Why the Incarnation? (Introduction)

“Jesus is the reason for the season,” “Let’s keep the Christ in Christmas,” and many other seasonal slogans have started popping up on billboards and church marquees. It’s that time of year when we remember the birth of Jesus Christ. We see nativity scenes on display, advent calendars depicting the infancy narratives of Matthew and Luke, and many other cultural symbols calling us to remember the first coming of Christ into the world two thousand years ago. Of course, it has been noted by many that Jesus probably was not born on the twenty-fifth of December, but this time of year still has a way of corralling our thoughts toward that stable in Bethlehem and the little one who was found sleeping in a manger so long ago.
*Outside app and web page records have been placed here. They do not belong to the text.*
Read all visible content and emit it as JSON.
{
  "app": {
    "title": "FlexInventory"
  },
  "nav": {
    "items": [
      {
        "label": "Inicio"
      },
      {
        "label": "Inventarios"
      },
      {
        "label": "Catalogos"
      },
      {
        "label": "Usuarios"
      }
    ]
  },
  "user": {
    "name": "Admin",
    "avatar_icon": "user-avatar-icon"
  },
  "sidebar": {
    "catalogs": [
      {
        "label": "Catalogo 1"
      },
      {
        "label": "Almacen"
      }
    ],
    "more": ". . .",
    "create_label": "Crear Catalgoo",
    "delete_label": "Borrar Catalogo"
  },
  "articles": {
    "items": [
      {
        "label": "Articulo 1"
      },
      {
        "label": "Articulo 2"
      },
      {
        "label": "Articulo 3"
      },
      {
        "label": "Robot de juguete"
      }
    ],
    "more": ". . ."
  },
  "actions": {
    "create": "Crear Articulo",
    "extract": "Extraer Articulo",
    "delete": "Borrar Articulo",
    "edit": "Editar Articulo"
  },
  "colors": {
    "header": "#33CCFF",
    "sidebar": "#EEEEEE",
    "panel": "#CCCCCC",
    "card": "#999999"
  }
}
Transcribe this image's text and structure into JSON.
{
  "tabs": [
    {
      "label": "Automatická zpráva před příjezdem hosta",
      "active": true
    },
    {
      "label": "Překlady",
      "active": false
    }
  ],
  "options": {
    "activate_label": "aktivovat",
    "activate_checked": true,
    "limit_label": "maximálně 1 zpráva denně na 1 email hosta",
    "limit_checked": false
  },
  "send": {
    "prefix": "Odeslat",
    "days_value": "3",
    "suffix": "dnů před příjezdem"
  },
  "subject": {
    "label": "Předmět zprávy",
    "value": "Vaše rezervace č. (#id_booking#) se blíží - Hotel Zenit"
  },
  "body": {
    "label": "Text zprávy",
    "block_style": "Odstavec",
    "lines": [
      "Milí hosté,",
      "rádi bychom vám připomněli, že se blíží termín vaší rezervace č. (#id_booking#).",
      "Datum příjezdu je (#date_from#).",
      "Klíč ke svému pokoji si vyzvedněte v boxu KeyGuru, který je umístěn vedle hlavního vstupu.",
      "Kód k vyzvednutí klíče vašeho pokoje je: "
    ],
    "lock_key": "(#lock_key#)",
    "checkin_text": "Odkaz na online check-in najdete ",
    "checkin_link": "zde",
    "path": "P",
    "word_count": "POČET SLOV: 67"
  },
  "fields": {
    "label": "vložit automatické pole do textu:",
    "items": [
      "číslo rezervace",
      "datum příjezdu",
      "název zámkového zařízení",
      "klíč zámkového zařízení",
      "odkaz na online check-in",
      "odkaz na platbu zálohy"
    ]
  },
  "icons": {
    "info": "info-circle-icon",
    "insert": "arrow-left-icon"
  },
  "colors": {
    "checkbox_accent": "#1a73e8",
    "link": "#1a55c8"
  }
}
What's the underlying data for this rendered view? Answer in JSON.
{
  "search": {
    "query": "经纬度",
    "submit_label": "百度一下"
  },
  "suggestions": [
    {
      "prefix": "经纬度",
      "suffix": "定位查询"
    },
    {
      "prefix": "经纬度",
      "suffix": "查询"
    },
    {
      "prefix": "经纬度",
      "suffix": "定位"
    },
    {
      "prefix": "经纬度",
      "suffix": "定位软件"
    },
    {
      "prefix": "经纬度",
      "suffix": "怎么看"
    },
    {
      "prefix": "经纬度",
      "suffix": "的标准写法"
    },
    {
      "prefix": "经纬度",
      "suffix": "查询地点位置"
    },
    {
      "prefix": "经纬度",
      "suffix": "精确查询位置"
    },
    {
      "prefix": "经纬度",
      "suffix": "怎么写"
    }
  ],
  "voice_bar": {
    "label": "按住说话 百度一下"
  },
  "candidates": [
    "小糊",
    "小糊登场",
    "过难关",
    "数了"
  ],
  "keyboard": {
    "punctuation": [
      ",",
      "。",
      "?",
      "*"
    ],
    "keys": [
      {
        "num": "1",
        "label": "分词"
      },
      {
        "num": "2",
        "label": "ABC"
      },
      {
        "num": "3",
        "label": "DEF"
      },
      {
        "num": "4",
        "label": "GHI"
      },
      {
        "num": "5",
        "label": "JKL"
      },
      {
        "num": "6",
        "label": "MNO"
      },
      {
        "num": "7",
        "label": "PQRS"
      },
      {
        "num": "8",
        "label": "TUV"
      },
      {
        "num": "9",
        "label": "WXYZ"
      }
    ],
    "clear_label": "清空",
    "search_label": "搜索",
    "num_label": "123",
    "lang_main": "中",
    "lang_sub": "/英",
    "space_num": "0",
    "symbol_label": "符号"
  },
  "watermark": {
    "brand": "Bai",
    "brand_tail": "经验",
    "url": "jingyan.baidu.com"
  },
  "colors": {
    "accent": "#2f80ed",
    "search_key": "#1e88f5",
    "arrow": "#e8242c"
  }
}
Far from being some historical curiosity whose meaning is lost to us today, Holy Scripture tells us that something incredibly unique to world history was happening that night. God was doing something he had never done before, and would never do again. Without abandoning or diminishing his divinity, God became a human being. He became one of us! As Reformed theologian Louis Berkhof once put it, “In the incarnation the Son of God became flesh by assuming human nature… He really became one of the human race by being born of Mary.” It is an amazing proposition! Martin Luther marveled at this truth in one of his Christmas hymns:

These are the tokens ye shall mark,
The swaddling clothes and manger dark;
There ye shall find the young child laid,
By whom the heavens and earth were made.
(Martin Luther, “From Heaven Above to Earth I Come,” 1535)

The second person of the Trinity was born into the world as a true human being (Joh. 1:14). This is what we call the incarnation of the Son of God. The Son of God “[took] upon himself man’s nature, with all the essential properties,” without watering down his divine nature in the process (WCF 8.2).  The Westminster Confession of Faith, chapter 8, provides a Biblical and helpful way of understanding how Christ’s divine and human natures relate to each other. 

There is one critically important question that we need to ask about all of this. It’s the ‘why’ question. Why did the Son of God become man? Why the incarnation? Over the next week, Rev. Wilkins will be blogging about this important question, using Larger Catechism Q&A39.

Question 39. Why was it requisite that the Mediator should be man?

 Answer: It was requisite that the Mediator should be man, that he might advance our nature, perform obedience to the law, suffer and make intercession for us in our nature, have a fellow-feeling of our infirmities; that we might receive the adoption of sons, and have comfort and access with boldness unto the throne of grace.